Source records

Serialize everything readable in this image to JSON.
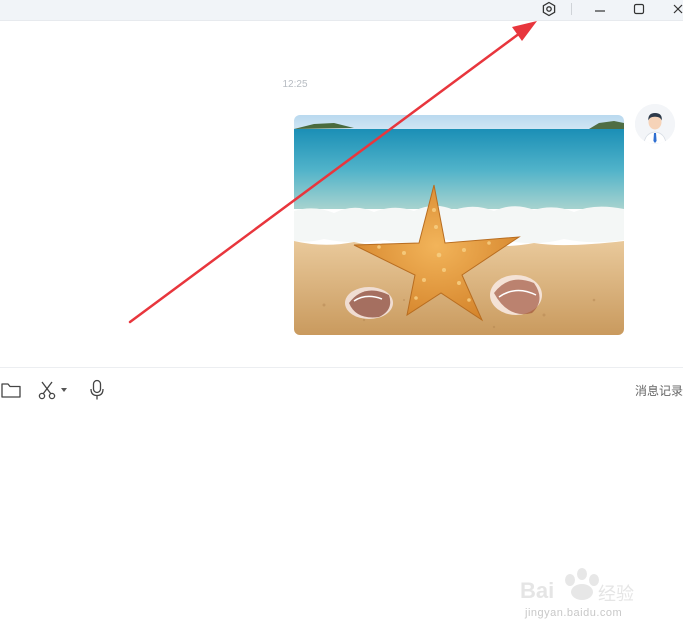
{
  "chat": {
    "timestamp": "12:25"
  },
  "toolbar": {
    "history_label": "消息记录"
  },
  "watermark": {
    "text": "jingyan.baidu.com",
    "brand": "Bai 经验"
  },
  "colors": {
    "arrow": "#e8363d",
    "titlebar_bg": "#f1f4f8",
    "timestamp": "#b7bcc2"
  },
  "icons": {
    "titlebar": [
      "settings-icon",
      "minimize-icon",
      "maximize-icon",
      "close-icon"
    ],
    "toolbar": [
      "folder-icon",
      "scissors-icon",
      "dropdown-caret-icon",
      "microphone-icon"
    ]
  }
}
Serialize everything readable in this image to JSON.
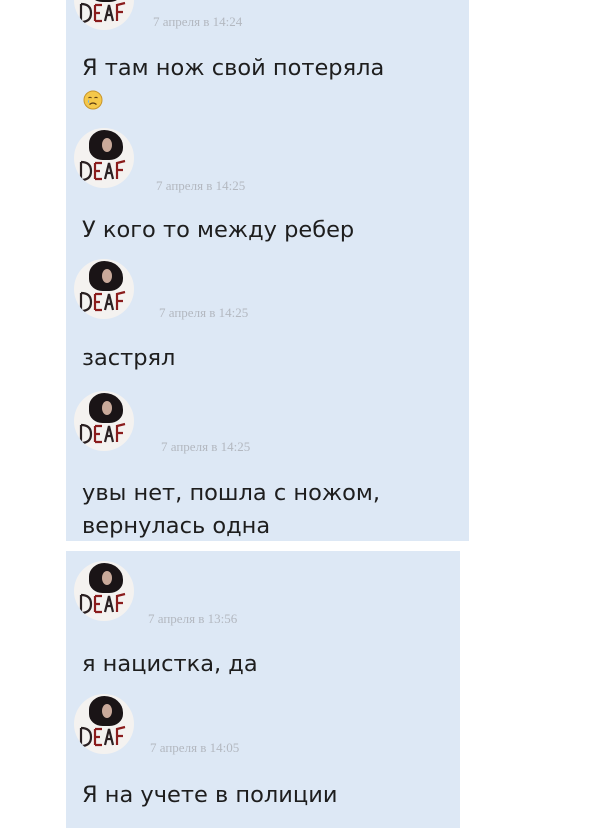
{
  "messages_top": [
    {
      "timestamp": "7 апреля в 14:24",
      "lines": [
        "Я там нож свой потеряла"
      ],
      "emoji": "crying-face-icon"
    },
    {
      "timestamp": "7 апреля в 14:25",
      "lines": [
        "У кого то между ребер"
      ]
    },
    {
      "timestamp": "7 апреля в 14:25",
      "lines": [
        "застрял"
      ]
    },
    {
      "timestamp": "7 апреля в 14:25",
      "lines": [
        "увы нет, пошла с ножом,",
        "вернулась одна"
      ]
    }
  ],
  "messages_bottom": [
    {
      "timestamp": "7 апреля в 13:56",
      "lines": [
        "я нацистка, да"
      ]
    },
    {
      "timestamp": "7 апреля в 14:05",
      "lines": [
        "Я на учете в полиции"
      ]
    }
  ],
  "avatar": {
    "icon": "user-avatar-icon",
    "logo_text": "DEAF"
  },
  "colors": {
    "panel": "#dde8f5",
    "text": "#1e1e1e",
    "timestamp": "#b3b8c0",
    "background": "#ffffff"
  }
}
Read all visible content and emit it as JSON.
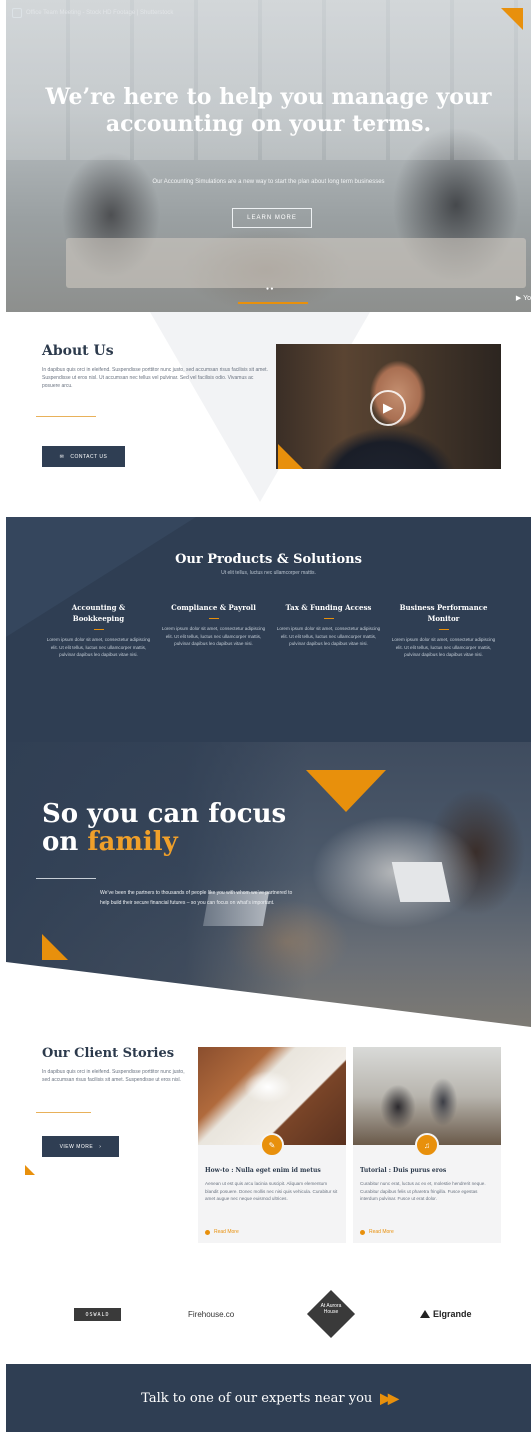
{
  "hero": {
    "topbar_text": "Office Team Meeting - Stock HD Footage | Shutterstock",
    "title": "We’re here to help you manage your accounting on your terms.",
    "subtitle": "Our Accounting Simulations are a new way to start the plan about long term businesses",
    "button": "LEARN MORE",
    "youtube_label": "Yo"
  },
  "about": {
    "title": "About Us",
    "text": "In dapibus quis orci in eleifend. Suspendisse porttitor nunc justo, sed accumsan risus facilisis sit amet. Suspendisse ut eros nisl. Ut accumsan nec tellus vel pulvinar. Sed vel facilisis odio. Vivamus ac posuere arcu.",
    "button": "CONTACT US"
  },
  "products": {
    "title": "Our Products & Solutions",
    "subtitle": "Ut elit tellus, luctus nec ullamcorper mattis.",
    "items": [
      {
        "title": "Accounting & Bookkeeping",
        "text": "Lorem ipsum dolor sit amet, consectetur adipiscing elit. Ut elit tellus, luctus nec ullamcorper mattis, pulvinar dapibus leo dapibus vitae nisi."
      },
      {
        "title": "Compliance & Payroll",
        "text": "Lorem ipsum dolor sit amet, consectetur adipiscing elit. Ut elit tellus, luctus nec ullamcorper mattis, pulvinar dapibus leo dapibus vitae nisi."
      },
      {
        "title": "Tax & Funding Access",
        "text": "Lorem ipsum dolor sit amet, consectetur adipiscing elit. Ut elit tellus, luctus nec ullamcorper mattis, pulvinar dapibus leo dapibus vitae nisi."
      },
      {
        "title": "Business Performance Monitor",
        "text": "Lorem ipsum dolor sit amet, consectetur adipiscing elit. Ut elit tellus, luctus nec ullamcorper mattis, pulvinar dapibus leo dapibus vitae nisi."
      }
    ]
  },
  "family": {
    "title_line1": "So you can focus",
    "title_on": "on",
    "title_accent": "family",
    "text": "We’ve been the partners to thousands of people like you with whom we’ve partnered to help build their secure financial futures – so you can focus on what’s important."
  },
  "stories": {
    "title": "Our Client Stories",
    "text": "In dapibus quis orci in eleifend. Suspendisse porttitor nunc justo, sed accumsan risus facilisis sit amet. Suspendisse ut eros nisl.",
    "button": "VIEW MORE",
    "cards": [
      {
        "title": "How-to : Nulla eget enim id metus",
        "text": "Aenean ut est quis arcu lacinia suscipit. Aliquam elementum blandit posuere. Donec mollis nec nisi quis vehicula. Curabitur sit amet augue nec neque euismod ultrices.",
        "link": "Read More"
      },
      {
        "title": "Tutorial : Duis purus eros",
        "text": "Curabitur nunc erat, luctus ac ex et, molestie hendrerit neque. Curabitur dapibus felis ut pharetra fringilla. Fusce egestas interdum pulvinar. Fusce ut erat dolor.",
        "link": "Read More"
      }
    ]
  },
  "logos": {
    "oswald": "OSWALD",
    "firehouse": "Firehouse.co",
    "aurora": "At Aurora House",
    "elgrande": "Elgrande"
  },
  "cta": {
    "text": "Talk to one of our experts near you",
    "arrow": "▶▶"
  },
  "colors": {
    "navy": "#2f3e53",
    "accent": "#e8900c"
  }
}
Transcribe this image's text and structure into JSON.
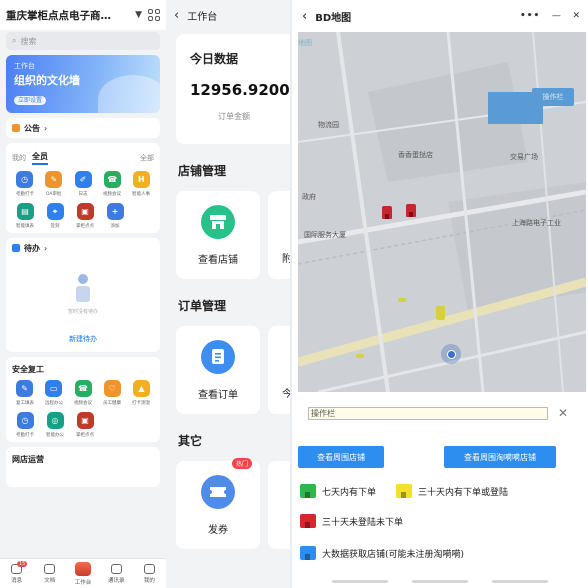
{
  "panel1": {
    "org_name": "重庆掌柜点点电子商…",
    "search_placeholder": "搜索",
    "banner": {
      "small": "工作台",
      "big": "组织的文化墙",
      "pill": "立即设置"
    },
    "notice_label": "公告",
    "apps_tabs": [
      "我的",
      "全员"
    ],
    "apps_more": "全部",
    "apps_row1": [
      {
        "label": "考勤打卡",
        "color": "#3d7be0",
        "glyph": "◷"
      },
      {
        "label": "OA审批",
        "color": "#f0932b",
        "glyph": "✎"
      },
      {
        "label": "日志",
        "color": "#2f80ed",
        "glyph": "✐"
      },
      {
        "label": "视频会议",
        "color": "#27ae60",
        "glyph": "☎"
      },
      {
        "label": "智能人事",
        "color": "#f2b01e",
        "glyph": "H"
      }
    ],
    "apps_row2": [
      {
        "label": "智能填表",
        "color": "#16a085",
        "glyph": "▤"
      },
      {
        "label": "签到",
        "color": "#2f80ed",
        "glyph": "⌖"
      },
      {
        "label": "掌柜点点",
        "color": "#c0392b",
        "glyph": "▣"
      },
      {
        "label": "添加",
        "color": "#3d7be0",
        "glyph": "+"
      }
    ],
    "todo_label": "待办",
    "todo_sub": "暂时没有待办",
    "todo_link": "新建待办",
    "section2_title": "安全复工",
    "apps_row3": [
      {
        "label": "复工填表",
        "color": "#3d7be0",
        "glyph": "✎"
      },
      {
        "label": "远程办公",
        "color": "#2f80ed",
        "glyph": "▭"
      },
      {
        "label": "视频会议",
        "color": "#27ae60",
        "glyph": "☎"
      },
      {
        "label": "员工健康",
        "color": "#f0932b",
        "glyph": "♡"
      },
      {
        "label": "打卡测温",
        "color": "#f2b01e",
        "glyph": "▲"
      }
    ],
    "apps_row4": [
      {
        "label": "考勤打卡",
        "color": "#3d7be0",
        "glyph": "◷"
      },
      {
        "label": "智能办公",
        "color": "#16a085",
        "glyph": "◎"
      },
      {
        "label": "掌柜点点",
        "color": "#c0392b",
        "glyph": "▣"
      }
    ],
    "section3_title": "网店运营",
    "tabbar": [
      {
        "label": "消息",
        "badge": "15"
      },
      {
        "label": "文档",
        "badge": ""
      },
      {
        "label": "工作台",
        "badge": ""
      },
      {
        "label": "通讯录",
        "badge": ""
      },
      {
        "label": "我的",
        "badge": ""
      }
    ]
  },
  "panel2": {
    "nav_title": "工作台",
    "today_title": "今日数据",
    "amount": "12956.9200000",
    "amount_label": "订单金额",
    "shop_section": "店铺管理",
    "shop_tile": "查看店铺",
    "shop_tile2_partial": "附",
    "order_section": "订单管理",
    "order_tile": "查看订单",
    "order_tile2_partial": "今",
    "other_section": "其它",
    "other_tile": "发券",
    "other_badge": "热门"
  },
  "panel3": {
    "nav_title": "BD地图",
    "map_tab": "地图",
    "map_button": "操作栏",
    "map_labels": [
      "物流园",
      "香香蛋挞店",
      "交易广场",
      "上海路电子工业",
      "国际服务大厦",
      "政府"
    ],
    "operate_value": "操作栏",
    "btn_nearby": "查看周围店铺",
    "btn_tao": "查看周围淘嗬嗬店铺",
    "legend": [
      {
        "text": "七天内有下单",
        "color": "#2db84d"
      },
      {
        "text": "三十天内有下单或登陆",
        "color": "#f2e12a"
      },
      {
        "text": "三十天未登陆未下单",
        "color": "#d7262d"
      },
      {
        "text": "大数据获取店铺(可能未注册淘嗬嗬)",
        "color": "#2e8ef0"
      }
    ]
  }
}
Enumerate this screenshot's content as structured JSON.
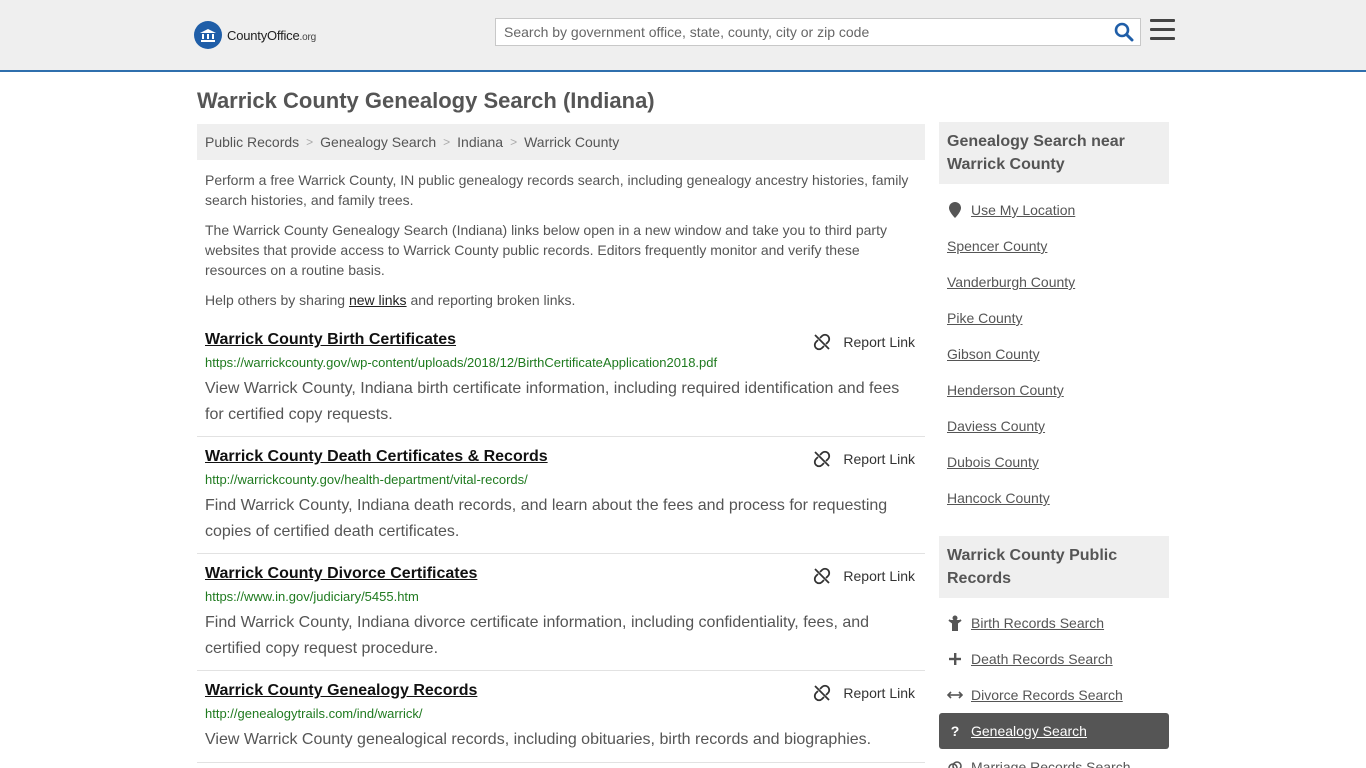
{
  "header": {
    "logo_main": "CountyOffice",
    "logo_tld": ".org",
    "search_placeholder": "Search by government office, state, county, city or zip code"
  },
  "page_title": "Warrick County Genealogy Search (Indiana)",
  "breadcrumb": [
    "Public Records",
    "Genealogy Search",
    "Indiana",
    "Warrick County"
  ],
  "intro": {
    "p1": "Perform a free Warrick County, IN public genealogy records search, including genealogy ancestry histories, family search histories, and family trees.",
    "p2": "The Warrick County Genealogy Search (Indiana) links below open in a new window and take you to third party websites that provide access to Warrick County public records. Editors frequently monitor and verify these resources on a routine basis.",
    "p3_before": "Help others by sharing ",
    "p3_link": "new links",
    "p3_after": " and reporting broken links."
  },
  "report_label": "Report Link",
  "results": [
    {
      "title": "Warrick County Birth Certificates",
      "url": "https://warrickcounty.gov/wp-content/uploads/2018/12/BirthCertificateApplication2018.pdf",
      "desc": "View Warrick County, Indiana birth certificate information, including required identification and fees for certified copy requests."
    },
    {
      "title": "Warrick County Death Certificates & Records",
      "url": "http://warrickcounty.gov/health-department/vital-records/",
      "desc": "Find Warrick County, Indiana death records, and learn about the fees and process for requesting copies of certified death certificates."
    },
    {
      "title": "Warrick County Divorce Certificates",
      "url": "https://www.in.gov/judiciary/5455.htm",
      "desc": "Find Warrick County, Indiana divorce certificate information, including confidentiality, fees, and certified copy request procedure."
    },
    {
      "title": "Warrick County Genealogy Records",
      "url": "http://genealogytrails.com/ind/warrick/",
      "desc": "View Warrick County genealogical records, including obituaries, birth records and biographies."
    }
  ],
  "sidebar": {
    "nearby_title": "Genealogy Search near Warrick County",
    "use_location": "Use My Location",
    "nearby": [
      "Spencer County",
      "Vanderburgh County",
      "Pike County",
      "Gibson County",
      "Henderson County",
      "Daviess County",
      "Dubois County",
      "Hancock County"
    ],
    "records_title": "Warrick County Public Records",
    "records": [
      {
        "label": "Birth Records Search",
        "icon": "baby-icon"
      },
      {
        "label": "Death Records Search",
        "icon": "cross-icon"
      },
      {
        "label": "Divorce Records Search",
        "icon": "arrows-icon"
      },
      {
        "label": "Genealogy Search",
        "icon": "question-icon",
        "active": true
      },
      {
        "label": "Marriage Records Search",
        "icon": "rings-icon"
      }
    ]
  },
  "colors": {
    "accent": "#2f6fad",
    "url_green": "#1f7a1f",
    "active_bg": "#555555"
  }
}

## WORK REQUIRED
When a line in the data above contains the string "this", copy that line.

## RESULT OF THE EXERCISE
Serialize everything readable in this image to JSON.
Serialize everything readable in this image to JSON.
Transcribe this image's text and structure into JSON.
Enumerate this screenshot's content as structured JSON.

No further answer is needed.